Seen by Martin before? No
What did I expect? A cheesy heist movie!
What did I get? I was looking forward to Lady Ice, by all appearances a slinky, suspenseful, and cheeseball caper movie starring the usually splendid Donald Sutherland. Boy, was I disappointed; it calls to mind the phrase “justly forgotten.” Sweaty, plodding, poorly lit, and poorly mic’d, Lady Ice is basically a 90-minute episode of, I don’t know, Vega$ — only without the zazz. Curiously, Elmore Leonard has written precisely this sort of caper several times, even using the same setting of Miami, but Elmore knows what he’s doing.
In Lady Ice, Sutherland plays Andy Hammond, an insolent, slacker-y private eye who works for insurance companies on diamond cases, and he gets mixed up with the beautiful daughter of this fence for illicit goods who’s some kind of big deal (corporate office, nice suit). The idea of the movie is that Hammond puts himself a bit too far out on a limb, so he’s no longer protected by the insurance companies, and you’re not supposed to know if he’s still on the side of right or not. However, nothing in the movie ever builds, and you’re never really sure what’s going on at any given point. The high points of the movie are a brief and under-explained bank heist in Chicago (nothing else in the movie happens in Chicago) and a nifty underwater sequence off the coast of the Bahamas. In other words, the movie’s not horrible in the two scenes without dialogue.
Sutherland is a good actor, of course, but he needs space to breathe. Lady Ice is too tightly wound for him to succeed, he can’t find any rhythm. Pretty Jennifer O’Neill is no help at all; she’s a blank, an attractive facade whose mystique dissipates every time she opens her mouth. In Summer of ’42, which was bad, she was the object of an adolescent’s idealization, which made of her empty good looks an asset. (Even there, she was a bit too incredible to be believed.) As a cunning femme fatale type, she’s at sea, accentuating the movie’s lack of focus in every scene she’s in.

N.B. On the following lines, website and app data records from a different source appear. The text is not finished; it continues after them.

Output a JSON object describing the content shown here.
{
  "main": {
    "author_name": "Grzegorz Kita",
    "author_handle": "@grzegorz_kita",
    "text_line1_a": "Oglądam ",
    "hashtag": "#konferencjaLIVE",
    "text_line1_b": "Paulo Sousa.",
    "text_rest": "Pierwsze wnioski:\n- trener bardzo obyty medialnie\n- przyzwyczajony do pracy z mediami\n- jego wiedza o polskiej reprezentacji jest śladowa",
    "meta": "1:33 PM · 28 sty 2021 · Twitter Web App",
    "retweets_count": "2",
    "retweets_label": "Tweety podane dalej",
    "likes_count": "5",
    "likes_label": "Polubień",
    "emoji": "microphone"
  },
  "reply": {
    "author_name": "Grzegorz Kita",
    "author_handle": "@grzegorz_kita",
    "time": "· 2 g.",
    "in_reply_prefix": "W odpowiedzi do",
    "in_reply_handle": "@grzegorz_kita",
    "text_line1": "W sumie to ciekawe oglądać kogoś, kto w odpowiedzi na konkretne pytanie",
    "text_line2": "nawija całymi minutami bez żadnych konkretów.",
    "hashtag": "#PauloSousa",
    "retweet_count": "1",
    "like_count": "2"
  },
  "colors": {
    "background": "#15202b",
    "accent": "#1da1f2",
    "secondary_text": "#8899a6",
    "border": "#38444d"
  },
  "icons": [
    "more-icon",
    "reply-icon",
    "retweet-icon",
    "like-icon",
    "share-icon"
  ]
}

Lady Ice has a lazy, cheap feel. The camera is never in the right place, and scenes that require cross-cutting are often done in a single (handheld) take. The idea of Sutherland’s character is that he’s a mixture of two things — the shifty and the straight — but it’s Duvall, in his brief turn as a local police detective, who more successfully conveys a split nature, combining his upright obligations to society and his complex mistrust of the putatively charming Hammond. Sutherland is all tan, lanky innuendo, which you would think would work in a piece like this, but there’s not that much else to fill it out. Duvall has a natural gravity and force that allows him to barrel through the movie intact. In the end, Sutherland doesn’t really have the magnetism of a dashing, devil-may-care hero. He is much better as a sympathetic nice guy, as in Ordinary People, or a gleeful bad guy.
What here smacks of 1973? The emphasis on automobiles.
IMDB score: 4.7
My score: 2
Director: Tom Gries
Writers: Harold Clements and Alan Trustman
Starring: Donald Sutherland, Jennifer O’Neill, Robert Duvall, Patrick Magee, Jon Cypher, Buffy Dee, Eric Braeden
IMDB synopsis: An insurance investigator romances a wealthy young beauty when he suspects she may be involved in fencing stolen jewels.